by dave0 (Friar) on Apr 20, 2005 at 16:32 UTC
    The minor annoyances:
    • Can't close a ticket as a duplicate of another. You can merge tickets together, but this isn't ideal in all situations.
    • You can't take a reply to an existing ticket and make it a new ticket without cutting and pasting it manually. This comes up every once in a while when a customer replies to an old ticket with a new issue.
    • Can be insanely slow at times, if you have a large number of replies on a ticket. I understand this is improved in newer versions (we're still on 3.2.x)
    I suspect most of these could be solved if I spent some more time on it, but they're really not annoying us enough for it to be worthwhile.
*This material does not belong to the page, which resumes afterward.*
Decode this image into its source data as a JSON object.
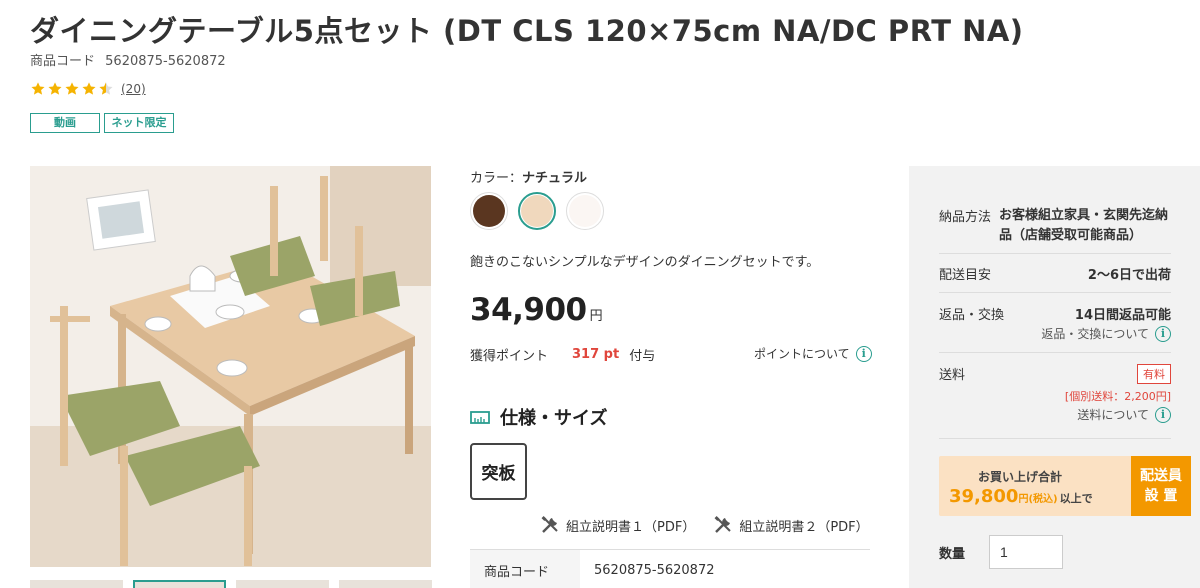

    Not knowing anything about OTRS, I suspect the dogfood issue could be a couple of reasons: 1) OTRS possibly being better suited to a trouble-ticket system than to a bug-reporting system 2) a large base of existing info in Bugzilla that can't be easily imported into OTRS.

    As for our setup, we've got RT running on an internal machine. It's not entirely dedicated, as it runs a few other services, but it's beefy enough to handle the load. Mail for support@domain and a few other addresses is directed to that box from our main mailserver. All ticket correspondance takes place through RT, but in the rare occurance that something tracking-worthy arrives in our personal mailboxes, we can just bounce the message to support@ and RT does the right thing.